## Dataset records
+===+

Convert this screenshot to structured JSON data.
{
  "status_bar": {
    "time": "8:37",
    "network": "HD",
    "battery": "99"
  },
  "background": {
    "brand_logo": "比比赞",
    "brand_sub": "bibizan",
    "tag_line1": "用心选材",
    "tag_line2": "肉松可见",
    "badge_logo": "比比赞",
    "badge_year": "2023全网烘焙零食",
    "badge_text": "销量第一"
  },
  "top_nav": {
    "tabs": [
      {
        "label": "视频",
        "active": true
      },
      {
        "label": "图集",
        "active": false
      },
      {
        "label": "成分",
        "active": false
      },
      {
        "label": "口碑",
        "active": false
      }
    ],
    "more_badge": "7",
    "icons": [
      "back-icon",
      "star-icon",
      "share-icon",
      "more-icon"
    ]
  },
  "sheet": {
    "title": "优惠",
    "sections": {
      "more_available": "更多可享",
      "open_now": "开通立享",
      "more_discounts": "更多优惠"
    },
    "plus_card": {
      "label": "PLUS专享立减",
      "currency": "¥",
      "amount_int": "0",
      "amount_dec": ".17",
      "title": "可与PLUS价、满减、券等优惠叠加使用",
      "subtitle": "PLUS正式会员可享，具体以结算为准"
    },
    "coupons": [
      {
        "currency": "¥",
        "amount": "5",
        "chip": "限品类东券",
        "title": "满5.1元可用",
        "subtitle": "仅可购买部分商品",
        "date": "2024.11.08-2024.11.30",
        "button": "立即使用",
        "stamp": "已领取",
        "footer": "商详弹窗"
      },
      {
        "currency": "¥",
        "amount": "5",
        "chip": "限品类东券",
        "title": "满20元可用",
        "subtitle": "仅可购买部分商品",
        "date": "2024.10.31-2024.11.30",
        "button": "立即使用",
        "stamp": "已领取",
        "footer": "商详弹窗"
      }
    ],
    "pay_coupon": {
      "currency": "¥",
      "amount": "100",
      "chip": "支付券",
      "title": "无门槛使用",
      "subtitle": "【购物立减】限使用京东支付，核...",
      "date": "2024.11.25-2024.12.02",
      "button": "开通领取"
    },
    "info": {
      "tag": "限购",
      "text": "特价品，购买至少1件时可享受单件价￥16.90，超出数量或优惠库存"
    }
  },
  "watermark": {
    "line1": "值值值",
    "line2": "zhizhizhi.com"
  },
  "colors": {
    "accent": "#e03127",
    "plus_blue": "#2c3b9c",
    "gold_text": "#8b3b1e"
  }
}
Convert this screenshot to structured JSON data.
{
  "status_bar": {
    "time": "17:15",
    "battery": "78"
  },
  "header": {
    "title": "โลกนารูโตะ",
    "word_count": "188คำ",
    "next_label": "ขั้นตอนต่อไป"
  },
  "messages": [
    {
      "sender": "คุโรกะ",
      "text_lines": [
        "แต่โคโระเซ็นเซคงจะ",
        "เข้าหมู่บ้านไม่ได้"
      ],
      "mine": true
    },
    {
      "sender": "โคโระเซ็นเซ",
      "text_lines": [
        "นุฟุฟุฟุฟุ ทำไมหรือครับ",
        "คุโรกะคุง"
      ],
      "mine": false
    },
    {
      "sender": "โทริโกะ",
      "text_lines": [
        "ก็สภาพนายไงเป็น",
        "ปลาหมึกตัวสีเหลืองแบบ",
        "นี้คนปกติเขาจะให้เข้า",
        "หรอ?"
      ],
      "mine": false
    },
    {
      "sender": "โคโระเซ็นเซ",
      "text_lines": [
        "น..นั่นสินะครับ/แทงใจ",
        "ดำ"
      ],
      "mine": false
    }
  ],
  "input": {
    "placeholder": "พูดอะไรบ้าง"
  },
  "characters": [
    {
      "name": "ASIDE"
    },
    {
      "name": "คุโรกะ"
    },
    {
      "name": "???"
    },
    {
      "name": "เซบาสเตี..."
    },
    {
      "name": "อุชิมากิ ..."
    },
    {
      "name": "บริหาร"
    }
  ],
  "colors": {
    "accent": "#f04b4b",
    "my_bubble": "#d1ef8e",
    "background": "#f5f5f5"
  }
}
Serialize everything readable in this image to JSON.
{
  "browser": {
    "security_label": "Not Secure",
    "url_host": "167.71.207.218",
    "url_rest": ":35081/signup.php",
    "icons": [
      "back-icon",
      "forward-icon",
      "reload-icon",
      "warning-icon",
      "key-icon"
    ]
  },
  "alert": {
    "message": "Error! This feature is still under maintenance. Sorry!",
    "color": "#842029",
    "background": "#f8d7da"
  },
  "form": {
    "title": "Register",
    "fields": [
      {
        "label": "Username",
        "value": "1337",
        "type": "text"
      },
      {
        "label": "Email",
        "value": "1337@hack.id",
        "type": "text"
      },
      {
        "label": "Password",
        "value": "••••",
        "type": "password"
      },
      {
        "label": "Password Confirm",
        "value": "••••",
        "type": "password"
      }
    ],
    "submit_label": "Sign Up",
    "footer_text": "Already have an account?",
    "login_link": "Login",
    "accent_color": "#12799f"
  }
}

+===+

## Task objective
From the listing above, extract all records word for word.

## Solution below
Convert this screenshot to structured JSON data.
{
  "status_bar": {
    "time": "8:37",
    "network": "HD",
    "battery": "99"
  },
  "background": {
    "brand_logo": "比比赞",
    "brand_sub": "bibizan",
    "tag_line1": "用心选材",
    "tag_line2": "肉松可见",
    "badge_logo": "比比赞",
    "badge_year": "2023全网烘焙零食",
    "badge_text": "销量第一"
  },
  "top_nav": {
    "tabs": [
      {
        "label": "视频",
        "active": true
      },
      {
        "label": "图集",
        "active": false
      },
      {
        "label": "成分",
        "active": false
      },
      {
        "label": "口碑",
        "active": false
      }
    ],
    "more_badge": "7",
    "icons": [
      "back-icon",
      "star-icon",
      "share-icon",
      "more-icon"
    ]
  },
  "sheet": {
    "title": "优惠",
    "sections": {
      "more_available": "更多可享",
      "open_now": "开通立享",
      "more_discounts": "更多优惠"
    },
    "plus_card": {
      "label": "PLUS专享立减",
      "currency": "¥",
      "amount_int": "0",
      "amount_dec": ".17",
      "title": "可与PLUS价、满减、券等优惠叠加使用",
      "subtitle": "PLUS正式会员可享，具体以结算为准"
    },
    "coupons": [
      {
        "currency": "¥",
        "amount": "5",
        "chip": "限品类东券",
        "title": "满5.1元可用",
        "subtitle": "仅可购买部分商品",
        "date": "2024.11.08-2024.11.30",
        "button": "立即使用",
        "stamp": "已领取",
        "footer": "商详弹窗"
      },
      {
        "currency": "¥",
        "amount": "5",
        "chip": "限品类东券",
        "title": "满20元可用",
        "subtitle": "仅可购买部分商品",
        "date": "2024.10.31-2024.11.30",
        "button": "立即使用",
        "stamp": "已领取",
        "footer": "商详弹窗"
      }
    ],
    "pay_coupon": {
      "currency": "¥",
      "amount": "100",
      "chip": "支付券",
      "title": "无门槛使用",
      "subtitle": "【购物立减】限使用京东支付，核...",
      "date": "2024.11.25-2024.12.02",
      "button": "开通领取"
    },
    "info": {
      "tag": "限购",
      "text": "特价品，购买至少1件时可享受单件价￥16.90，超出数量或优惠库存"
    }
  },
  "watermark": {
    "line1": "值值值",
    "line2": "zhizhizhi.com"
  },
  "colors": {
    "accent": "#e03127",
    "plus_blue": "#2c3b9c",
    "gold_text": "#8b3b1e"
  }
}
Convert this screenshot to structured JSON data.
{
  "status_bar": {
    "time": "17:15",
    "battery": "78"
  },
  "header": {
    "title": "โลกนารูโตะ",
    "word_count": "188คำ",
    "next_label": "ขั้นตอนต่อไป"
  },
  "messages": [
    {
      "sender": "คุโรกะ",
      "text_lines": [
        "แต่โคโระเซ็นเซคงจะ",
        "เข้าหมู่บ้านไม่ได้"
      ],
      "mine": true
    },
    {
      "sender": "โคโระเซ็นเซ",
      "text_lines": [
        "นุฟุฟุฟุฟุ ทำไมหรือครับ",
        "คุโรกะคุง"
      ],
      "mine": false
    },
    {
      "sender": "โทริโกะ",
      "text_lines": [
        "ก็สภาพนายไงเป็น",
        "ปลาหมึกตัวสีเหลืองแบบ",
        "นี้คนปกติเขาจะให้เข้า",
        "หรอ?"
      ],
      "mine": false
    },
    {
      "sender": "โคโระเซ็นเซ",
      "text_lines": [
        "น..นั่นสินะครับ/แทงใจ",
        "ดำ"
      ],
      "mine": false
    }
  ],
  "input": {
    "placeholder": "พูดอะไรบ้าง"
  },
  "characters": [
    {
      "name": "ASIDE"
    },
    {
      "name": "คุโรกะ"
    },
    {
      "name": "???"
    },
    {
      "name": "เซบาสเตี..."
    },
    {
      "name": "อุชิมากิ ..."
    },
    {
      "name": "บริหาร"
    }
  ],
  "colors": {
    "accent": "#f04b4b",
    "my_bubble": "#d1ef8e",
    "background": "#f5f5f5"
  }
}
Serialize everything readable in this image to JSON.
{
  "browser": {
    "security_label": "Not Secure",
    "url_host": "167.71.207.218",
    "url_rest": ":35081/signup.php",
    "icons": [
      "back-icon",
      "forward-icon",
      "reload-icon",
      "warning-icon",
      "key-icon"
    ]
  },
  "alert": {
    "message": "Error! This feature is still under maintenance. Sorry!",
    "color": "#842029",
    "background": "#f8d7da"
  },
  "form": {
    "title": "Register",
    "fields": [
      {
        "label": "Username",
        "value": "1337",
        "type": "text"
      },
      {
        "label": "Email",
        "value": "1337@hack.id",
        "type": "text"
      },
      {
        "label": "Password",
        "value": "••••",
        "type": "password"
      },
      {
        "label": "Password Confirm",
        "value": "••••",
        "type": "password"
      }
    ],
    "submit_label": "Sign Up",
    "footer_text": "Already have an account?",
    "login_link": "Login",
    "accent_color": "#12799f"
  }
}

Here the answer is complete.